On the last point above: Specifically, a GLS regression on *expected N _{S}* says we should have seen on average N

_{S}=3.58 in 1945 but 3.67 in 2011. That is not much, but it means some increase is “baked in” even before we look at how actual voters behave. Some part of the increase is in the 60% rather than the 40%.

I dropped Belgium and Italy from the regressions, although they are included in the scatterplots for recent years. The reasons for dropping are that we could not obtain data for the share of seats allocated in upper (compensatory) tiers for the years when these countries used multi-tier PR systems; without that, we can’t calculate the extended version of the SPM (for 2-tier PR). In the later years in the Italy series, when we have such data, these are actually even more complex rules (involving a majoritarian component and alliance vote-pooling), and so the SPM really can’t predict them. In Belgium, the electoral system has been “simple” since 2003, but I think we can agree that there is no semblance of a national party system in that country.
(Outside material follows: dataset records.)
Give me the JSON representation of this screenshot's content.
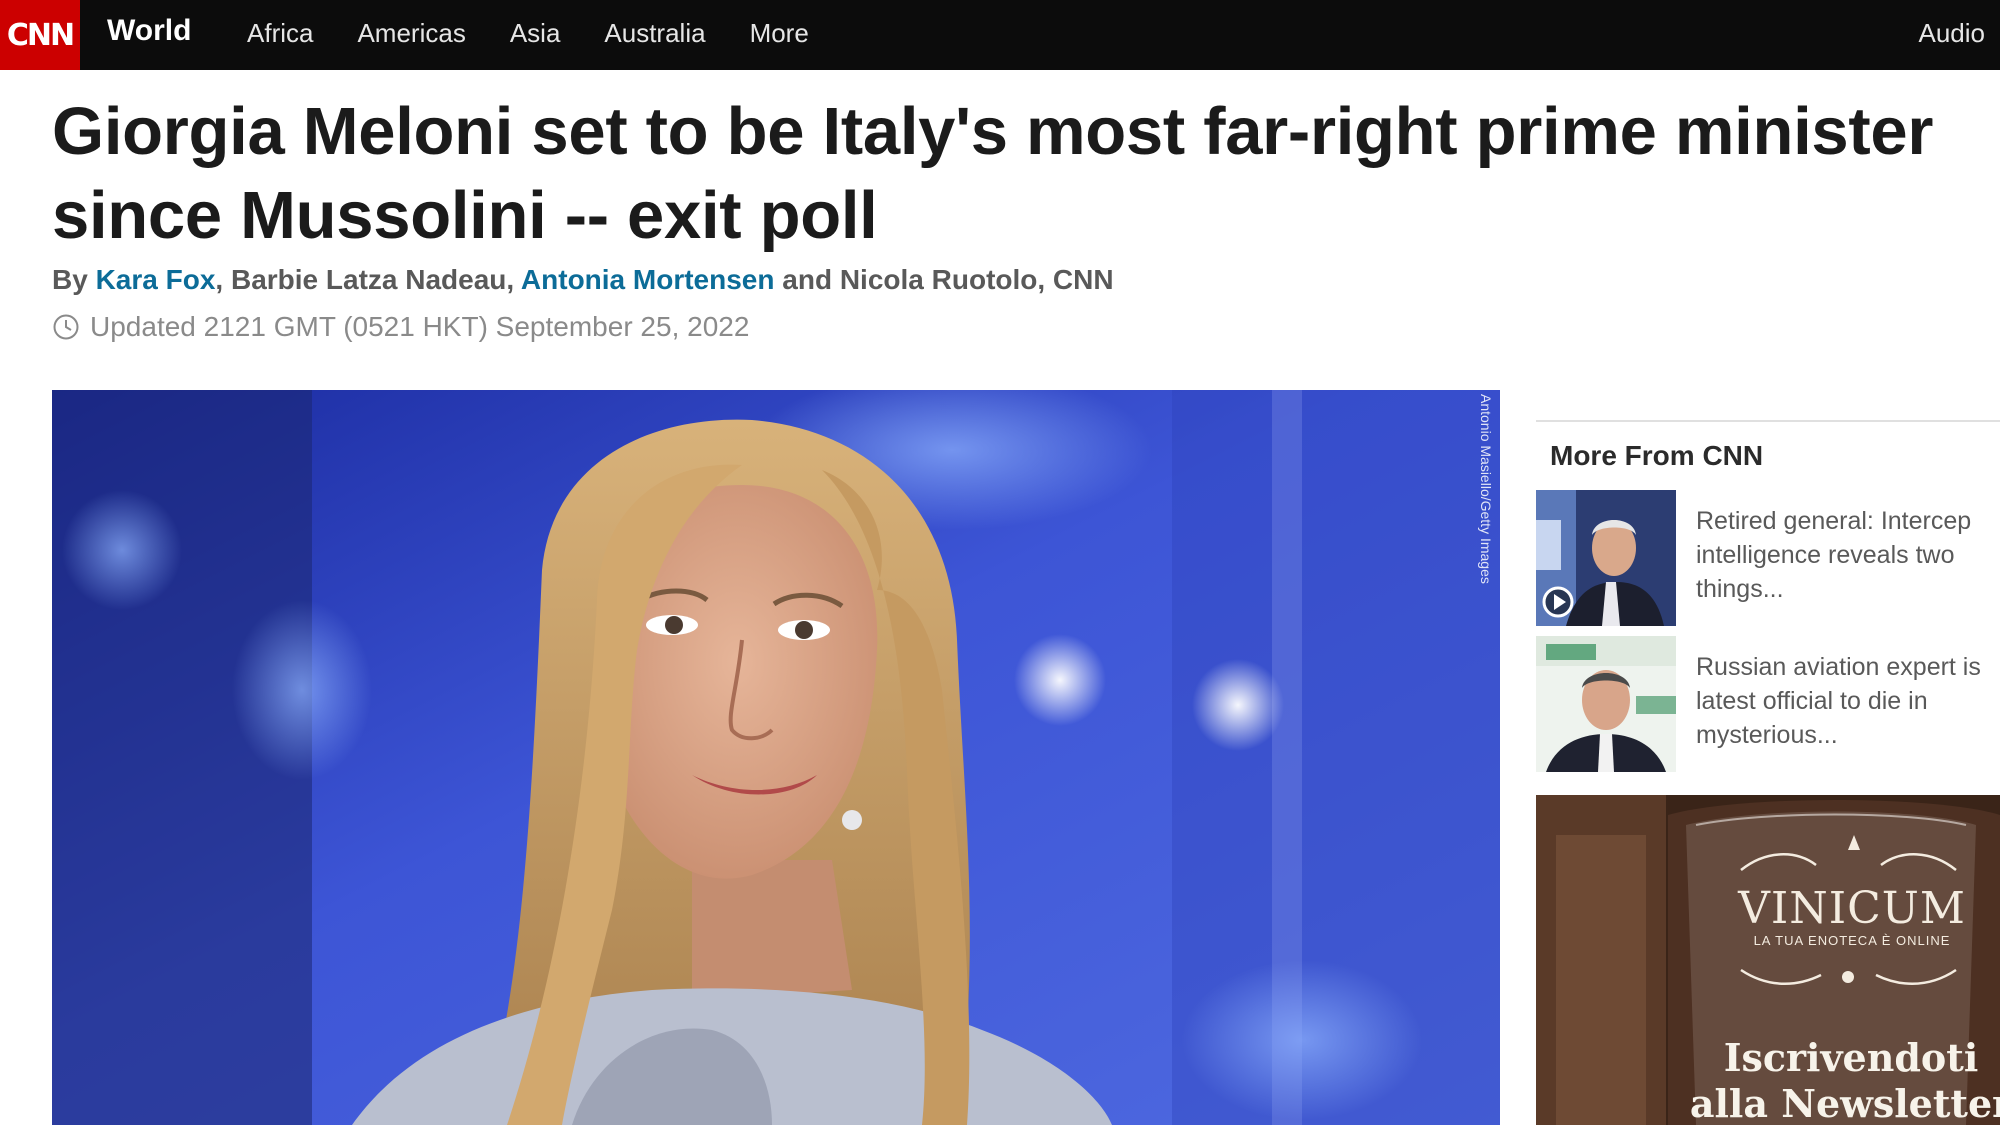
{
  "nav": {
    "logo": "CNN",
    "section": "World",
    "items": [
      "Africa",
      "Americas",
      "Asia",
      "Australia",
      "More"
    ],
    "audio": "Audio"
  },
  "article": {
    "headline": "Giorgia Meloni set to be Italy's most far-right prime minister since Mussolini -- exit poll",
    "byline": {
      "prefix": "By ",
      "authors": [
        "Kara Fox",
        "Barbie Latza Nadeau",
        "Antonia Mortensen",
        "Nicola Ruotolo"
      ],
      "sep1": ", ",
      "sep2": ", ",
      "and": " and ",
      "suffix": ", CNN"
    },
    "updated": "Updated 2121 GMT (0521 HKT) September 25, 2022",
    "photo_credit": "Antonio Masiello/Getty Images"
  },
  "rail": {
    "title": "More From CNN",
    "items": [
      {
        "lines": [
          "Retired general: Intercep",
          "intelligence reveals two",
          "things..."
        ],
        "has_video": true
      },
      {
        "lines": [
          "Russian aviation expert is",
          "latest official to die in",
          "mysterious..."
        ],
        "has_video": false
      }
    ]
  },
  "ad": {
    "brand": "VINICUM",
    "tagline": "LA TUA ENOTECA È ONLINE",
    "cta_lines": [
      "Iscrivendoti",
      "alla Newsletter"
    ]
  },
  "colors": {
    "nav_bg": "#0c0c0c",
    "logo_red": "#cc0000",
    "link_blue": "#0c6c98"
  },
  "icons": [
    "clock-icon",
    "play-icon"
  ]
}
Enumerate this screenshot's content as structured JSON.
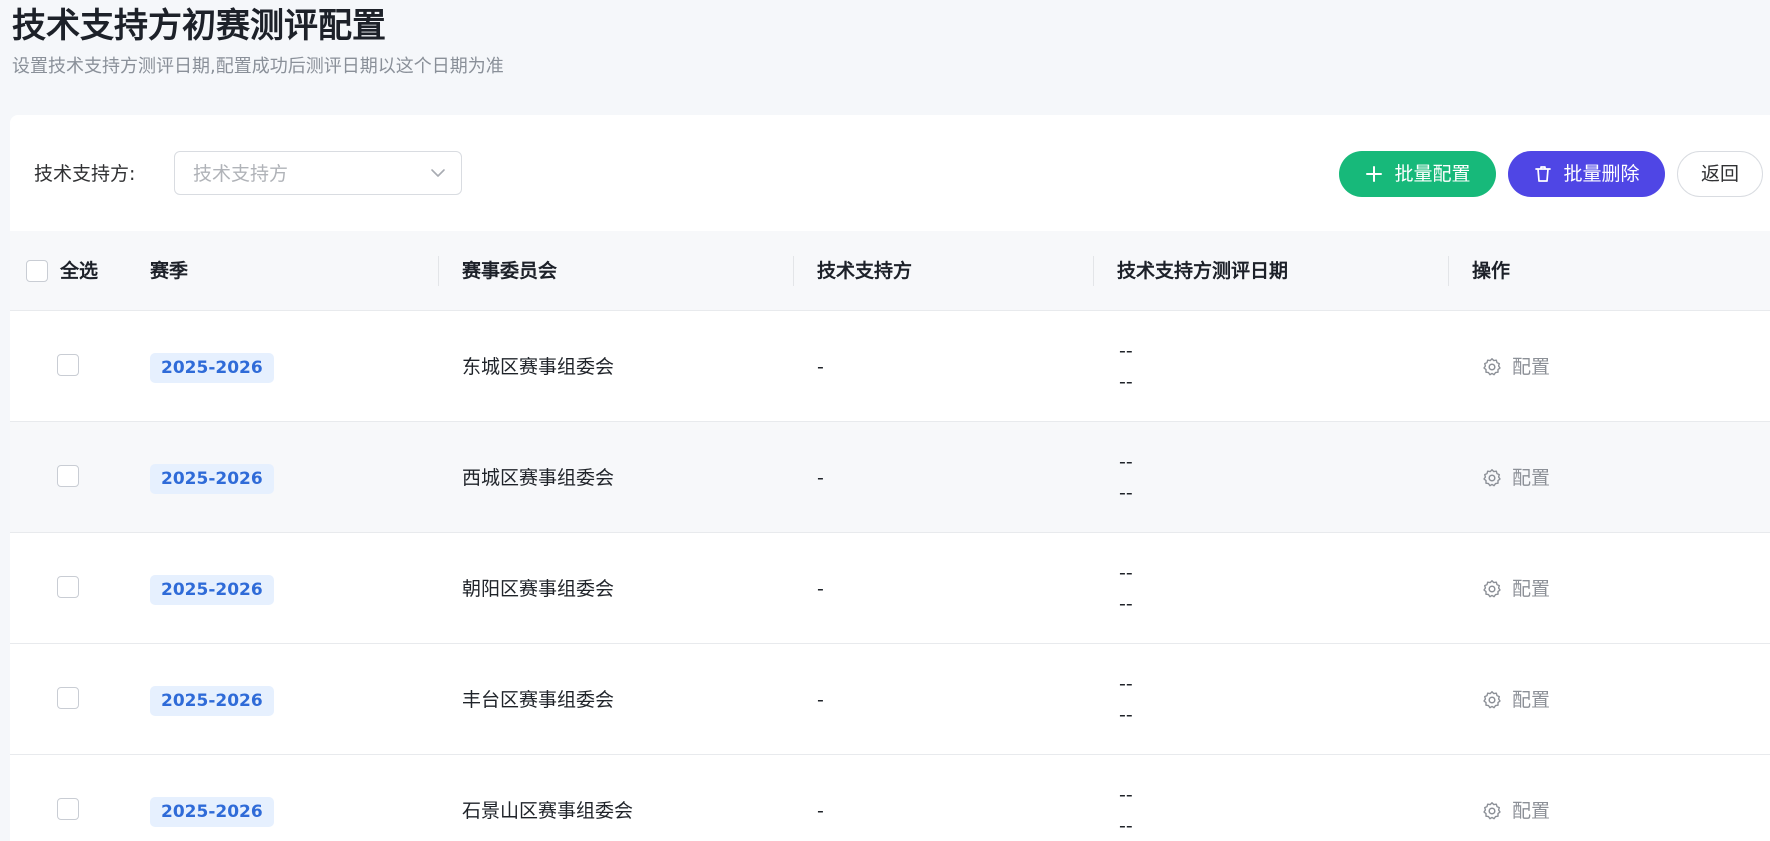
{
  "header": {
    "title": "技术支持方初赛测评配置",
    "subtitle": "设置技术支持方测评日期,配置成功后测评日期以这个日期为准"
  },
  "filter": {
    "label": "技术支持方:",
    "placeholder": "技术支持方"
  },
  "toolbar": {
    "batch_config_label": "批量配置",
    "batch_delete_label": "批量删除",
    "back_label": "返回"
  },
  "colors": {
    "batch_config": "#17b97a",
    "batch_delete": "#4f46e5",
    "season_tag_text": "#2f6bd8",
    "season_tag_bg": "#e6f0fe"
  },
  "table": {
    "select_all_label": "全选",
    "columns": [
      "赛季",
      "赛事委员会",
      "技术支持方",
      "技术支持方测评日期",
      "操作"
    ],
    "rows": [
      {
        "season": "2025-2026",
        "committee": "东城区赛事组委会",
        "tech_support": "-",
        "date_line1": "--",
        "date_line2": "--",
        "action": "配置"
      },
      {
        "season": "2025-2026",
        "committee": "西城区赛事组委会",
        "tech_support": "-",
        "date_line1": "--",
        "date_line2": "--",
        "action": "配置"
      },
      {
        "season": "2025-2026",
        "committee": "朝阳区赛事组委会",
        "tech_support": "-",
        "date_line1": "--",
        "date_line2": "--",
        "action": "配置"
      },
      {
        "season": "2025-2026",
        "committee": "丰台区赛事组委会",
        "tech_support": "-",
        "date_line1": "--",
        "date_line2": "--",
        "action": "配置"
      },
      {
        "season": "2025-2026",
        "committee": "石景山区赛事组委会",
        "tech_support": "-",
        "date_line1": "--",
        "date_line2": "--",
        "action": "配置"
      }
    ]
  },
  "icons": {
    "batch_config": "plus-icon",
    "batch_delete": "trash-icon",
    "select": "chevron-down-icon",
    "row_action": "gear-icon"
  }
}
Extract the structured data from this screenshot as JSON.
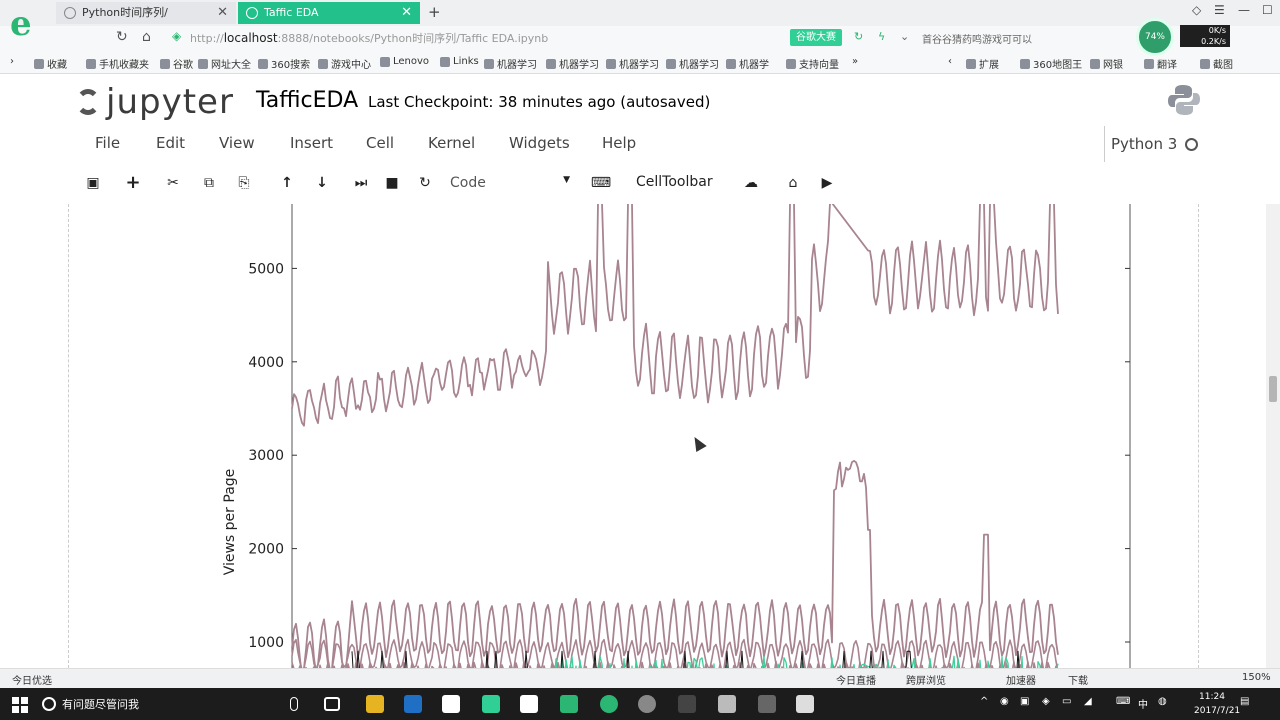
{
  "browser": {
    "tabs": [
      {
        "label": "Python时间序列/"
      },
      {
        "label": "Taffic EDA"
      }
    ],
    "close_glyph": "✕",
    "new_tab_glyph": "+",
    "url": {
      "scheme": "http://",
      "host": "localhost",
      "path": ":8888/notebooks/Python时间序列/Taffic EDA.ipynb"
    },
    "speed_button": "谷歌大赛",
    "search_hint": "首谷谷猜药鸣游戏可可以",
    "net_circle": "74%",
    "net_up": "0K/s",
    "net_down": "0.2K/s",
    "bookmarks": [
      "收藏",
      "手机收藏夹",
      "谷歌",
      "网址大全",
      "360搜索",
      "游戏中心",
      "Lenovo",
      "Links",
      "机器学习",
      "机器学习",
      "机器学习",
      "机器学习",
      "机器学",
      "支持向量"
    ],
    "bookmarks_right": [
      "扩展",
      "360地图王",
      "网银",
      "翻译",
      "截图"
    ],
    "status": {
      "left": "今日优选",
      "right": [
        "今日直播",
        "跨屏浏览",
        "加速器",
        "下载"
      ],
      "zoom": "150%"
    }
  },
  "jupyter": {
    "logo_text": "jupyter",
    "notebook_name": "TafficEDA",
    "checkpoint": "Last Checkpoint: 38 minutes ago (autosaved)",
    "menu": [
      "File",
      "Edit",
      "View",
      "Insert",
      "Cell",
      "Kernel",
      "Widgets",
      "Help"
    ],
    "kernel": "Python 3",
    "cell_type": "Code",
    "celltoolbar": "CellToolbar"
  },
  "chart_data": {
    "type": "line",
    "title": "",
    "xlabel": "",
    "ylabel": "Views per Page",
    "ylim": [
      -250,
      5700
    ],
    "yticks": [
      1000,
      2000,
      3000,
      4000,
      5000
    ],
    "grid": false,
    "x": "day index 0–550 (visible portion)",
    "series": [
      {
        "color": "#a8848f",
        "values_summary": "rises from ~3500 to ~4000 (day 0–250), jumps to ~4800 with spikes to 5700 (day 260–330), dips to ~3900 (day 330–520), gap, then ~4700–5600 (day 540–750)"
      },
      {
        "color": "#a8848f",
        "values_summary": "~1000 baseline with peaks 1300–1800, spike to 2950 around day 540–580, 2150 spike near day 690"
      },
      {
        "color": "#a8848f",
        "values_summary": "~700–1000 oscillating"
      },
      {
        "color": "#a8848f",
        "values_summary": "~500–800 oscillating"
      },
      {
        "color": "#3ecf9a",
        "values_summary": "~200–800 noisy, visible from day 250"
      },
      {
        "color": "#111111",
        "values_summary": "~100–900 sparse spikes"
      }
    ]
  },
  "taskbar": {
    "search_text": "有问题尽管问我",
    "clock_time": "11:24",
    "clock_date": "2017/7/21",
    "ime": "中"
  }
}
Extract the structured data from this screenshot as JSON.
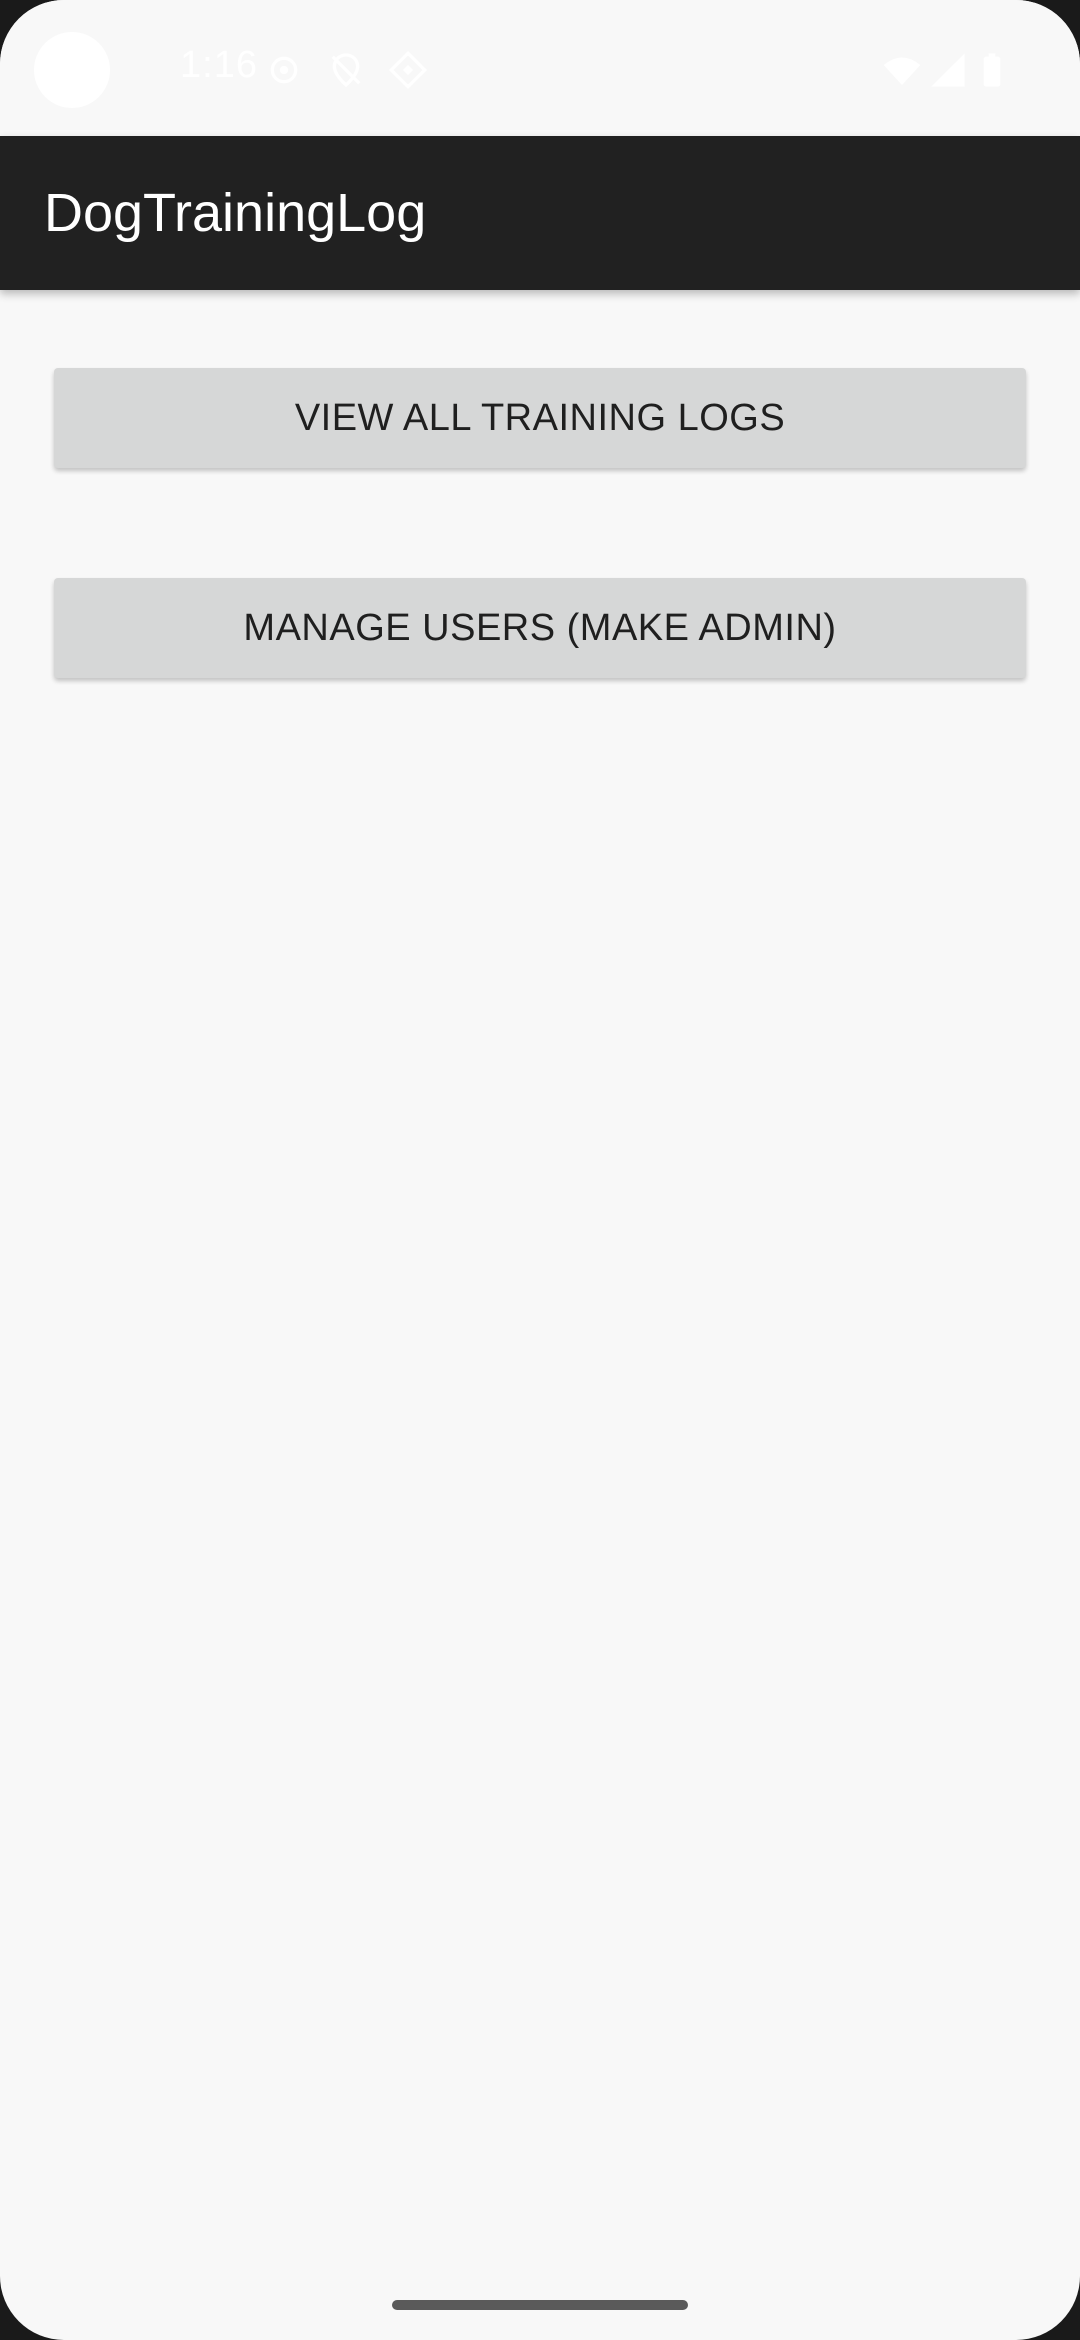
{
  "status_bar": {
    "time": "1:16",
    "icons": [
      "settings-icon",
      "location-off-icon",
      "vpn-diamond-icon",
      "wifi-icon",
      "signal-icon",
      "battery-icon"
    ]
  },
  "app_bar": {
    "title": "DogTrainingLog",
    "background": "#212121"
  },
  "main": {
    "view_logs_label": "VIEW ALL TRAINING LOGS",
    "manage_users_label": "MANAGE USERS (MAKE ADMIN)",
    "button_color": "#d6d7d7"
  }
}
France is also not included, partly due to the importance of the elected presidency (after 1965) and partly due to the two-round system for assembly (after 1958). We do show in

*Votes from Seats*that the SPM works pretty well for France nonetheless. So I doubt its inclusion would have altered the results much. But I wanted to stick to the PR systems and FPTP, which the SPM is designed to handle.

“The regression trend does not cross the 1.00 line till 1987.” And the Greens entered the Bundestag in 1983. They were not the first Green Party in Europe to have members elected nationally but the impression was created that they had been, because they attracted the most media attention. The Finnish Green League elected four MPs in 1987. The Italian Green Lists made their debut at the 1987 general election. The Swedish Greens first won seats in the Swedish Riksdag in the 1988 general election. The Irish Green Party first entered the Dáil in 1989. By 1989, 30 Green MEPs were elected to the European Parliament, enough to form their own Group: West Germany 8, Belgium 3, France 8, Italy 7, Netherlands 2, Spain 1, Portugal 1. I am not convinced that the Seat Product Model could predict the rise of the Greens.

You need not to be convinced of that, because the purpose of the SPM is not to predict the presence or absence any specific parties!

The Seat Product Model is not independent of the data you have used to test it on. Since afaik you’ve already tested it on that data and found it convincingly able to predict the values. So the fact that they’re significant is more by design than by chance.

Surely under such a circumstance, you would expect better performance, and therefore reduce the threshold for rejecting the null hypothesis, when analysing its performance according to some additional factor.

I have two assumptions here (conveniently marked with “afaik” and “surely”) and I’m not a modeller or a statistician, but your confidence seems unreasonably high in this circumstance.

The SPM is derived independent of data.